Nissan on Tuesday (November 9) raised its full-year outlook by a fifth.
The Japanese automaker now expects an operating profit of up to 180 billion yen - or almost $1.6 billion.
Nissan says it's getting a boost from new models, such as its revamped Qashqai crossover.
In a way, the global chip shortage has also helped.
Though Nissan has had to cut production, demand has stayed strong, meaning it's been able to reduce discounting.
Nissan Chief Operating Officer Ashwani Gupta spoke at a news conference in Yokohama:
"The semiconductor shortage continues to be a challenge for the automotive industry. We anticipate that our sales performance efforts, including our quality of sales initiatives and sales finance business, will more than offset the reduction in the sales volume resulting from these challenges."
Nissan is also benefiting from moves to boost efficiency.
It's slashed the number of models it makes as part of that.
Now the firm reckons it can break even on production of 3.7 million vehicles a year - down from 4.4 million before.
Despite cutting output due to the chip shortage, this year's production should still exceed that key threshold.
Nissan's outlook is more bullish than some local rivals.

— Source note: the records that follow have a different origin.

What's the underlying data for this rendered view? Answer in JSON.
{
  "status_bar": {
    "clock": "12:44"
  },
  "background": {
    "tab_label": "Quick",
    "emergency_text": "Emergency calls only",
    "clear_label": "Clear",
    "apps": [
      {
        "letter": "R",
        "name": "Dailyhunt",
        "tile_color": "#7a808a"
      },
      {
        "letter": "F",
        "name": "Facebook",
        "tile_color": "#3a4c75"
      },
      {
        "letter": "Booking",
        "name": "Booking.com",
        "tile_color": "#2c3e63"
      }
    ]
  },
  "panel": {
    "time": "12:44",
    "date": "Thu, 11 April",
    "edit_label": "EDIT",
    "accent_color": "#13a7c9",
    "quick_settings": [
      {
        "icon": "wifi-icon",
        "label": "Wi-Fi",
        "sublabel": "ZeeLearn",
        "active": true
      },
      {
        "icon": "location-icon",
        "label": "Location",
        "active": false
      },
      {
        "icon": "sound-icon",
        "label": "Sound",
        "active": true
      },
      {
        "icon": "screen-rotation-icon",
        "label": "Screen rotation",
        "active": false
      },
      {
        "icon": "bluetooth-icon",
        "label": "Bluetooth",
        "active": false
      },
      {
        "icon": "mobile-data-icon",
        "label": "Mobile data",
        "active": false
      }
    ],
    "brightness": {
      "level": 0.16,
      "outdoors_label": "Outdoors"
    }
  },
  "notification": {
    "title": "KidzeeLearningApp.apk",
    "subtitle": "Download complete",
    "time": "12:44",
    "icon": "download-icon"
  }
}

Last week Honda cut its operating profit target by 15%, citing the lack of semiconductors.